(Items listed in a dataset)

↓

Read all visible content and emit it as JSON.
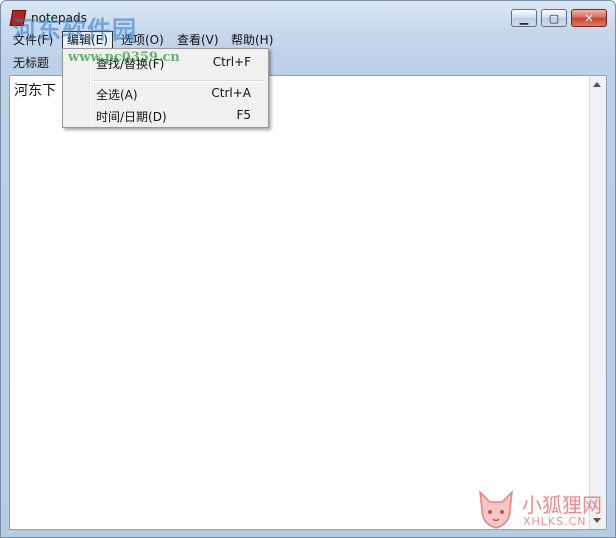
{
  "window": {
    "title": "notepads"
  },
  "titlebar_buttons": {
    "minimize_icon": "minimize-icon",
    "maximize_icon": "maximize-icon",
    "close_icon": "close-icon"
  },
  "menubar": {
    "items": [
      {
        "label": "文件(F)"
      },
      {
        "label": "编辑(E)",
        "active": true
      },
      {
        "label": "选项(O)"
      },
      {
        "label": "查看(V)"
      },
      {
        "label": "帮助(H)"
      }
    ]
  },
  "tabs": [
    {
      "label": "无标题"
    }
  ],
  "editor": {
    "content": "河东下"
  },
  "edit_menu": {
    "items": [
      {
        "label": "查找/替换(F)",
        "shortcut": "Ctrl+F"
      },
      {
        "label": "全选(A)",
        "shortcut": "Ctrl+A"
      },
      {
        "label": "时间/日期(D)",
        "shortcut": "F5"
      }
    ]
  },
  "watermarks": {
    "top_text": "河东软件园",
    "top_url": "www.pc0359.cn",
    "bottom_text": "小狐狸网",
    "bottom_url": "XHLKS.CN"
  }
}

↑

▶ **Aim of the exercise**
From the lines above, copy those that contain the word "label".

▶ **Your response**
        "label": "文件(F)"
        "label": "编辑(E)",
        "label": "选项(O)"
        "label": "查看(V)"
        "label": "帮助(H)"
      "label": "无标题"
        "label": "查找/替换(F)",
        "label": "全选(A)",
        "label": "时间/日期(D)",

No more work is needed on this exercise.